Task inputs:
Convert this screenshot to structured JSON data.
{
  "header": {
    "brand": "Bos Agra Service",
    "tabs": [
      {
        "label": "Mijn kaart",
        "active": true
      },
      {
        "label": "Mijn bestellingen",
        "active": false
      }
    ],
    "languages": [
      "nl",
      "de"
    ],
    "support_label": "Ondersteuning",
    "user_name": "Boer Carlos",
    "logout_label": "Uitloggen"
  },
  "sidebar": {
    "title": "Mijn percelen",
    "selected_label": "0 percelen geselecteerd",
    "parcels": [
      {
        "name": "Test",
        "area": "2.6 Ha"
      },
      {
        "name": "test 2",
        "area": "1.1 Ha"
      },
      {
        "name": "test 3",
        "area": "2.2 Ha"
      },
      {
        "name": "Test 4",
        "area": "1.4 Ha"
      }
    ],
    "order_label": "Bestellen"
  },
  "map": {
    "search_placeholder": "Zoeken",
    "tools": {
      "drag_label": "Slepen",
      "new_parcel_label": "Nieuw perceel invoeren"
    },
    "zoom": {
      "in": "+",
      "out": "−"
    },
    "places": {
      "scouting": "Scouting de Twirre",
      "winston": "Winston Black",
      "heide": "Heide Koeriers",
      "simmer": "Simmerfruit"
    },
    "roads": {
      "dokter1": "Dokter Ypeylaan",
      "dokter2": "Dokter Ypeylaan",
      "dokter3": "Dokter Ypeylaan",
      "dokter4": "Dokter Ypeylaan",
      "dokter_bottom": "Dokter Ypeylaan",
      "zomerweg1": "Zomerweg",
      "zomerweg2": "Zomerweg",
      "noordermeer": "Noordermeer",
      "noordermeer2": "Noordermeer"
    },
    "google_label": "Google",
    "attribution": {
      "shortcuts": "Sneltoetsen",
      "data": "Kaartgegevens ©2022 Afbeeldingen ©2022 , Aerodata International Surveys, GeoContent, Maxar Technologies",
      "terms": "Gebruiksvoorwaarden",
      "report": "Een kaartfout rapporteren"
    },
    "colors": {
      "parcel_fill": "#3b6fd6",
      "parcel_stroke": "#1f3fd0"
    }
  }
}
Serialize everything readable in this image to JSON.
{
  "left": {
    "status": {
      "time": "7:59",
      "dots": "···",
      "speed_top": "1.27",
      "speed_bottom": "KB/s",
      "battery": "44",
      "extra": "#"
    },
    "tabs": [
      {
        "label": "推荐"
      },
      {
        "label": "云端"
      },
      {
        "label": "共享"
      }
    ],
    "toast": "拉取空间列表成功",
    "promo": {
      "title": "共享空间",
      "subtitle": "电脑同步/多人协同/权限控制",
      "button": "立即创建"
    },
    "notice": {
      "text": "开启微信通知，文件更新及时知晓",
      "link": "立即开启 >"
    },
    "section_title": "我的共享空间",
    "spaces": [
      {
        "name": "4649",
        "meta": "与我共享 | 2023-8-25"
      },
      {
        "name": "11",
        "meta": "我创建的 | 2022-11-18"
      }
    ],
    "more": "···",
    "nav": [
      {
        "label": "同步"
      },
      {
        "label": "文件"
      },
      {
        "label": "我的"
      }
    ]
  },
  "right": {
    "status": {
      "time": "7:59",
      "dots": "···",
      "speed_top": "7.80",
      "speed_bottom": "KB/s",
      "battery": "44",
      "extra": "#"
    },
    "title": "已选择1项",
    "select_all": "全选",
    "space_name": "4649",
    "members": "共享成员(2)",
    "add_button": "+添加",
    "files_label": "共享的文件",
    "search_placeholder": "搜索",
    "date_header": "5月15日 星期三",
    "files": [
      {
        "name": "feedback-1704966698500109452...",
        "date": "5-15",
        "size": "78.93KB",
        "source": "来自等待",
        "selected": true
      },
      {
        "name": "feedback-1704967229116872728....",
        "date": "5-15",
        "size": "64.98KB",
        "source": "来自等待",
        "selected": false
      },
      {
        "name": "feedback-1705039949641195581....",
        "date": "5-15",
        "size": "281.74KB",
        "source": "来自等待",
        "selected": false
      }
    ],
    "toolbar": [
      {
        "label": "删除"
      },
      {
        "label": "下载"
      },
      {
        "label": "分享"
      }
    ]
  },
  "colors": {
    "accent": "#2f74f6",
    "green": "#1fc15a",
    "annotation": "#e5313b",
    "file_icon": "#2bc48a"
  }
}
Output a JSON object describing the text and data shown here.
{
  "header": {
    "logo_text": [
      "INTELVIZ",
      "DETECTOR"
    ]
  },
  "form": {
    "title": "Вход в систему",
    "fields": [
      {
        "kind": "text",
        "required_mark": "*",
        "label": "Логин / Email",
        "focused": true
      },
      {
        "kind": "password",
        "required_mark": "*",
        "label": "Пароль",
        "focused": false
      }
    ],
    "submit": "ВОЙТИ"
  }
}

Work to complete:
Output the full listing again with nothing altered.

Answer space:
Convert this screenshot to structured JSON data.
{
  "header": {
    "brand": "Bos Agra Service",
    "tabs": [
      {
        "label": "Mijn kaart",
        "active": true
      },
      {
        "label": "Mijn bestellingen",
        "active": false
      }
    ],
    "languages": [
      "nl",
      "de"
    ],
    "support_label": "Ondersteuning",
    "user_name": "Boer Carlos",
    "logout_label": "Uitloggen"
  },
  "sidebar": {
    "title": "Mijn percelen",
    "selected_label": "0 percelen geselecteerd",
    "parcels": [
      {
        "name": "Test",
        "area": "2.6 Ha"
      },
      {
        "name": "test 2",
        "area": "1.1 Ha"
      },
      {
        "name": "test 3",
        "area": "2.2 Ha"
      },
      {
        "name": "Test 4",
        "area": "1.4 Ha"
      }
    ],
    "order_label": "Bestellen"
  },
  "map": {
    "search_placeholder": "Zoeken",
    "tools": {
      "drag_label": "Slepen",
      "new_parcel_label": "Nieuw perceel invoeren"
    },
    "zoom": {
      "in": "+",
      "out": "−"
    },
    "places": {
      "scouting": "Scouting de Twirre",
      "winston": "Winston Black",
      "heide": "Heide Koeriers",
      "simmer": "Simmerfruit"
    },
    "roads": {
      "dokter1": "Dokter Ypeylaan",
      "dokter2": "Dokter Ypeylaan",
      "dokter3": "Dokter Ypeylaan",
      "dokter4": "Dokter Ypeylaan",
      "dokter_bottom": "Dokter Ypeylaan",
      "zomerweg1": "Zomerweg",
      "zomerweg2": "Zomerweg",
      "noordermeer": "Noordermeer",
      "noordermeer2": "Noordermeer"
    },
    "google_label": "Google",
    "attribution": {
      "shortcuts": "Sneltoetsen",
      "data": "Kaartgegevens ©2022 Afbeeldingen ©2022 , Aerodata International Surveys, GeoContent, Maxar Technologies",
      "terms": "Gebruiksvoorwaarden",
      "report": "Een kaartfout rapporteren"
    },
    "colors": {
      "parcel_fill": "#3b6fd6",
      "parcel_stroke": "#1f3fd0"
    }
  }
}
Serialize everything readable in this image to JSON.
{
  "left": {
    "status": {
      "time": "7:59",
      "dots": "···",
      "speed_top": "1.27",
      "speed_bottom": "KB/s",
      "battery": "44",
      "extra": "#"
    },
    "tabs": [
      {
        "label": "推荐"
      },
      {
        "label": "云端"
      },
      {
        "label": "共享"
      }
    ],
    "toast": "拉取空间列表成功",
    "promo": {
      "title": "共享空间",
      "subtitle": "电脑同步/多人协同/权限控制",
      "button": "立即创建"
    },
    "notice": {
      "text": "开启微信通知，文件更新及时知晓",
      "link": "立即开启 >"
    },
    "section_title": "我的共享空间",
    "spaces": [
      {
        "name": "4649",
        "meta": "与我共享 | 2023-8-25"
      },
      {
        "name": "11",
        "meta": "我创建的 | 2022-11-18"
      }
    ],
    "more": "···",
    "nav": [
      {
        "label": "同步"
      },
      {
        "label": "文件"
      },
      {
        "label": "我的"
      }
    ]
  },
  "right": {
    "status": {
      "time": "7:59",
      "dots": "···",
      "speed_top": "7.80",
      "speed_bottom": "KB/s",
      "battery": "44",
      "extra": "#"
    },
    "title": "已选择1项",
    "select_all": "全选",
    "space_name": "4649",
    "members": "共享成员(2)",
    "add_button": "+添加",
    "files_label": "共享的文件",
    "search_placeholder": "搜索",
    "date_header": "5月15日 星期三",
    "files": [
      {
        "name": "feedback-1704966698500109452...",
        "date": "5-15",
        "size": "78.93KB",
        "source": "来自等待",
        "selected": true
      },
      {
        "name": "feedback-1704967229116872728....",
        "date": "5-15",
        "size": "64.98KB",
        "source": "来自等待",
        "selected": false
      },
      {
        "name": "feedback-1705039949641195581....",
        "date": "5-15",
        "size": "281.74KB",
        "source": "来自等待",
        "selected": false
      }
    ],
    "toolbar": [
      {
        "label": "删除"
      },
      {
        "label": "下载"
      },
      {
        "label": "分享"
      }
    ]
  },
  "colors": {
    "accent": "#2f74f6",
    "green": "#1fc15a",
    "annotation": "#e5313b",
    "file_icon": "#2bc48a"
  }
}
Output a JSON object describing the text and data shown here.
{
  "header": {
    "logo_text": [
      "INTELVIZ",
      "DETECTOR"
    ]
  },
  "form": {
    "title": "Вход в систему",
    "fields": [
      {
        "kind": "text",
        "required_mark": "*",
        "label": "Логин / Email",
        "focused": true
      },
      {
        "kind": "password",
        "required_mark": "*",
        "label": "Пароль",
        "focused": false
      }
    ],
    "submit": "ВОЙТИ"
  }
}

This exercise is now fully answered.